Providing too big of a fee is also different than providing too much ether. If you set a very high gas price, you will end up paying lots of ether for only a few operations, just like setting a super high transaction fee in bitcoin. You'll definitely be prioritised to the front of the line, but your money is gone. If you provided a normal gas price, however, and just attached more ether than was needed to pay for the gas that your transaction consumed, the excess amount will be refunded back to you. Miners only charge you for the work that they actually do. You can think of the gas price as the hourly wage for the miner, and the gas cost as their timesheet of work performed.
There are a lot of other subtleties to gas, but that should give you the basics! Gas is the key mechanism that makes the complex computations in Ethereum "safe" for the network to work on, because any programs that run out of control will only last as long as the money provided by the people who requested they be run. When the money stops, the miners stop working on it. And the mistakes you make in your program will only affect the people who pay to use it--the rest of the network can't suffer performance issues due to your error. They will simply get a big payday when the performance issues consume all of your ether! Without this critical technique, the idea of a general-purpose blockchain would have been completely impossible.
- Gas is the way that fees are calculated
- The fees are still paid in ether, though, which is different from gas
- The gas cost is the amount of work that goes into something, like the number of hours of labour, whereas the gas price is like the hourly wage you pay for the work to be done.

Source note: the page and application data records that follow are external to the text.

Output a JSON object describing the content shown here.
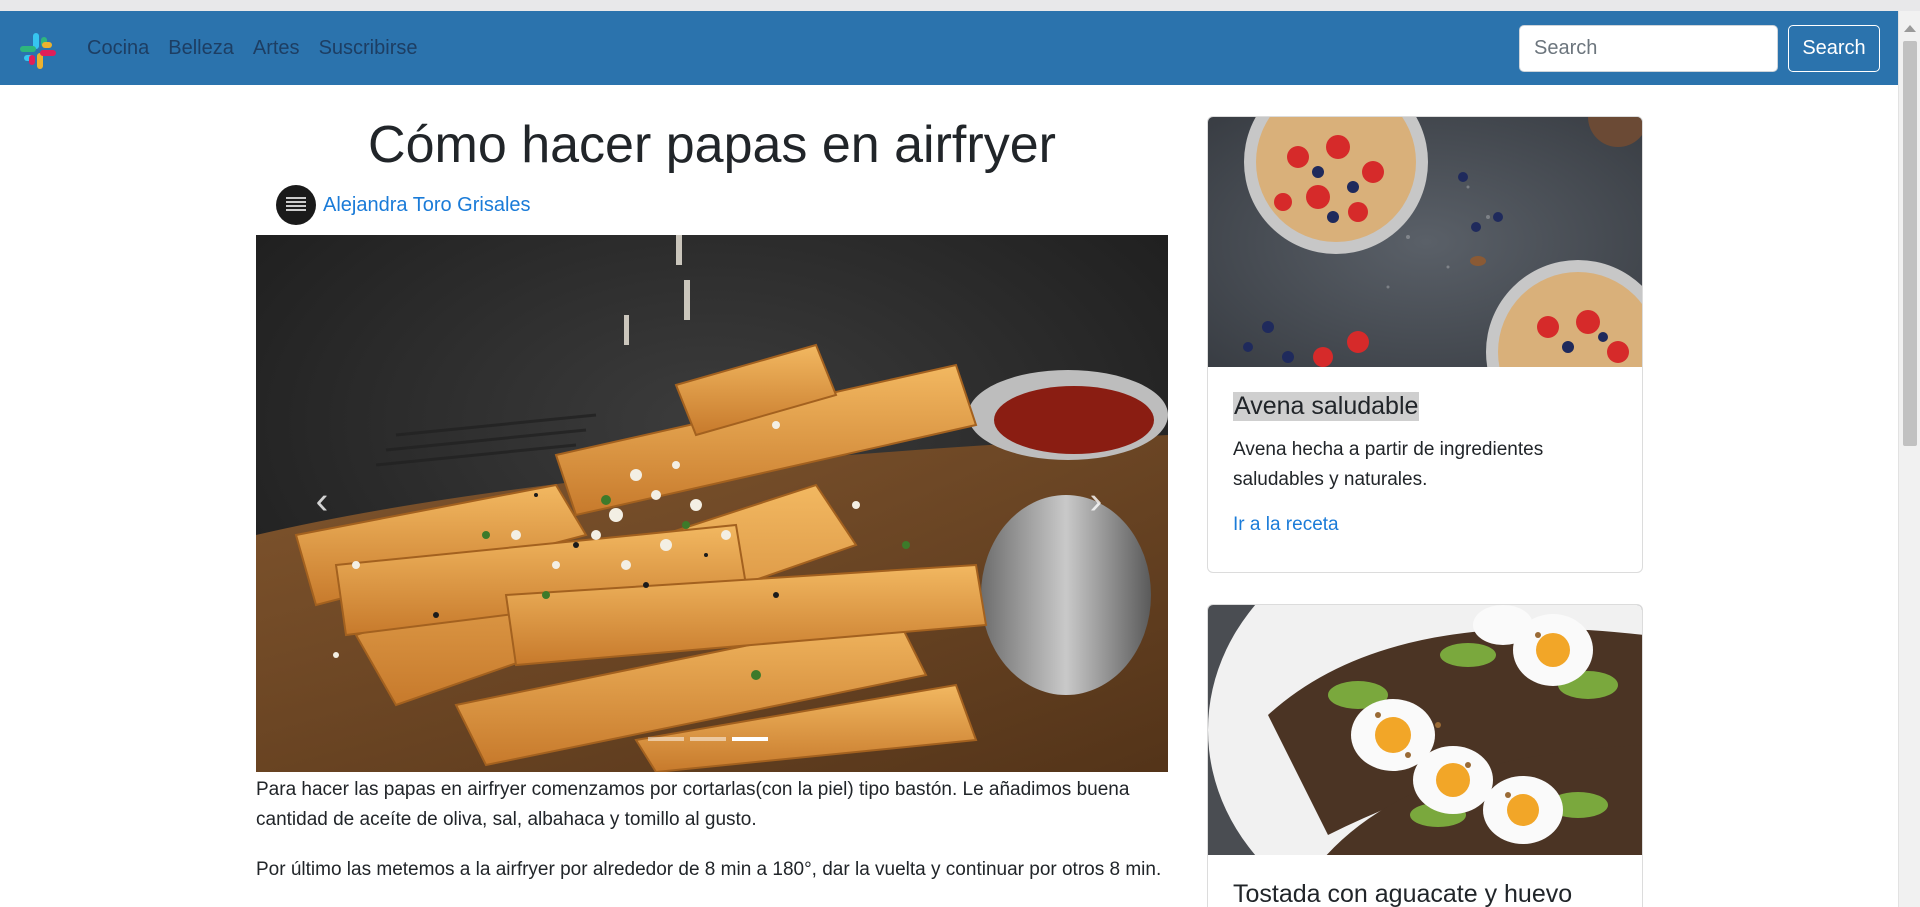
{
  "nav": {
    "logo_icon": "slack-style-logo-icon",
    "links": [
      "Cocina",
      "Belleza",
      "Artes",
      "Suscribirse"
    ],
    "search_placeholder": "Search",
    "search_button": "Search",
    "background": "#2b73ad"
  },
  "post": {
    "title": "Cómo hacer papas en airfryer",
    "author": "Alejandra Toro Grisales",
    "carousel": {
      "prev_icon": "chevron-left-icon",
      "next_icon": "chevron-right-icon",
      "slides": 3,
      "active_slide": 3
    },
    "paragraphs": [
      "Para hacer las papas en airfryer comenzamos por cortarlas(con la piel) tipo bastón. Le añadimos buena cantidad de aceíte de oliva, sal, albahaca y tomillo al gusto.",
      "Por último las metemos a la airfryer por alrededor de 8 min a 180°, dar la vuelta y continuar por otros 8 min."
    ]
  },
  "sidebar": {
    "cards": [
      {
        "title": "Avena saludable",
        "text": "Avena hecha a partir de ingredientes saludables y naturales.",
        "link": "Ir a la receta"
      },
      {
        "title": "Tostada con aguacate y huevo"
      }
    ]
  },
  "colors": {
    "link": "#1a7bd8",
    "text": "#212529"
  }
}
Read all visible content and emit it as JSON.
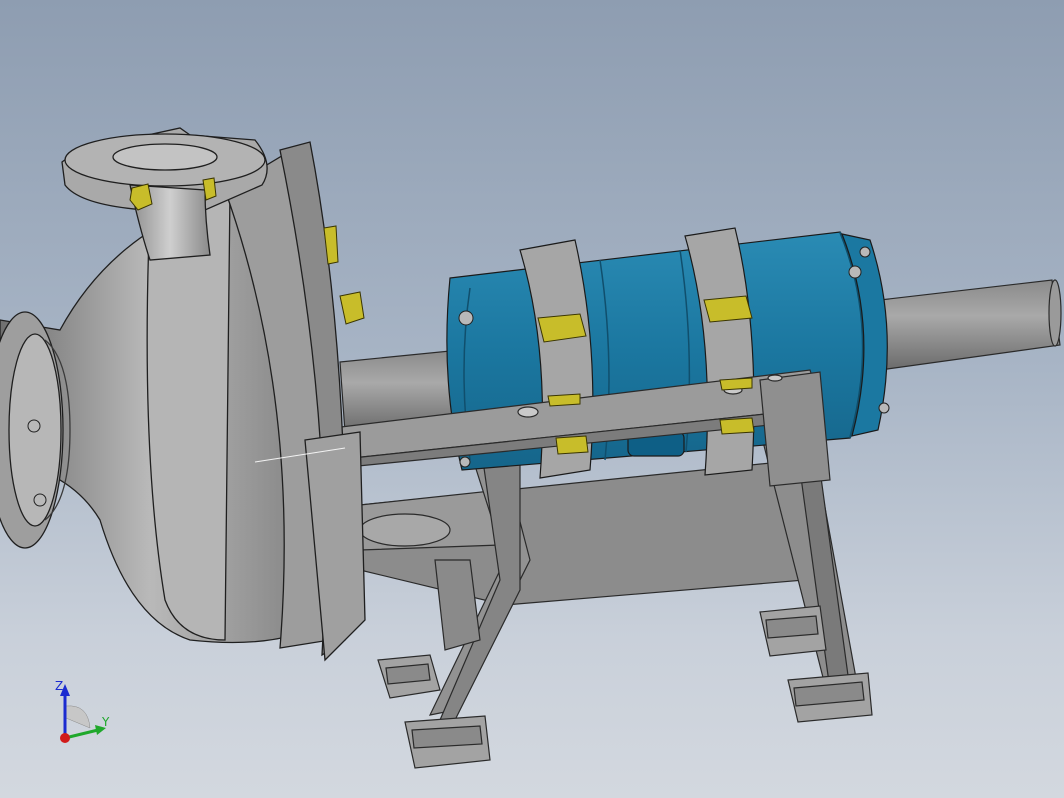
{
  "viewport": {
    "background_top": "#8e9db1",
    "background_bottom": "#d3d8df"
  },
  "model": {
    "casing_color": "#9b9b9b",
    "bearing_housing_color": "#1e7fa6",
    "fastener_color": "#c8bd2a",
    "frame_color": "#8f8f8f"
  },
  "triad": {
    "z_label": "Z",
    "y_label": "Y",
    "x_color": "#d11a1a",
    "y_color": "#1fa82b",
    "z_color": "#1b2bd0"
  }
}
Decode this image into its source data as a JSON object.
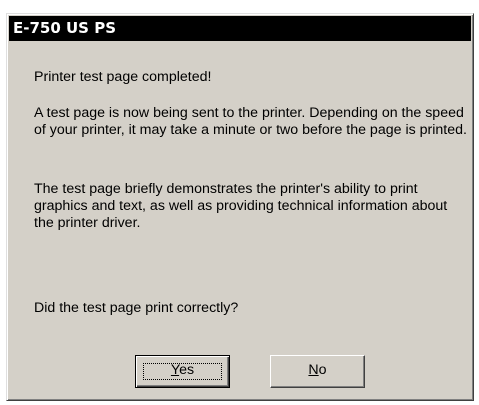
{
  "dialog": {
    "title": "E-750 US PS",
    "message_heading": "Printer test page completed!",
    "message_body_1": "A test page is now being sent to the printer. Depending on the speed of your printer, it may take a minute or two before the page is printed.",
    "message_body_2": "The test page briefly demonstrates the printer's ability to print graphics and text, as well as providing technical information about the printer driver.",
    "question": "Did the test page print correctly?",
    "buttons": {
      "yes": {
        "mnemonic": "Y",
        "rest": "es"
      },
      "no": {
        "mnemonic": "N",
        "rest": "o"
      }
    }
  }
}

The combination of the two determines your total transaction fee.
- If your gas price is too low, no one will process your transaction
- If your gas price is fine but the gas cost of your transaction runs "over budget" the transaction fails but still goes into the blockchain, and you don't get the money back for the work that the labourers did.
- This makes sure that nothing runs forever, and that people will be careful about the code that they run. It keeps both miners and users safe from bad code!
Example transaction cost
Let’s take a contract that just adds 2 numbers. The EVM OPCODE
ADD consumes 3 gas.
The approximate cost, using the default gas price (as of January 2016), would be:
3 * 0.05e12 = 1.5e11 wei
Since 1 ether is 1e18 wei, the total cost would be 0.00000015 Ether.
This is a simplification since it ignores some costs, such as the cost of passing the 2 numbers to contract, before they can even be added.
|Operation Name||Gas Cost||Remark|
|step||1||default amount per execution cycle|
|sload||20||get from permanent storage|
|sstore||100||put into permanent storage|
|call||20||initiating a read-only call|
|memory||1||every additional word when expanding memory|
|txdata||5||every byte of data or code for a transaction|
|transaction||500||base fee transaction|
|contract creation||53000||changed in homestead from 21000|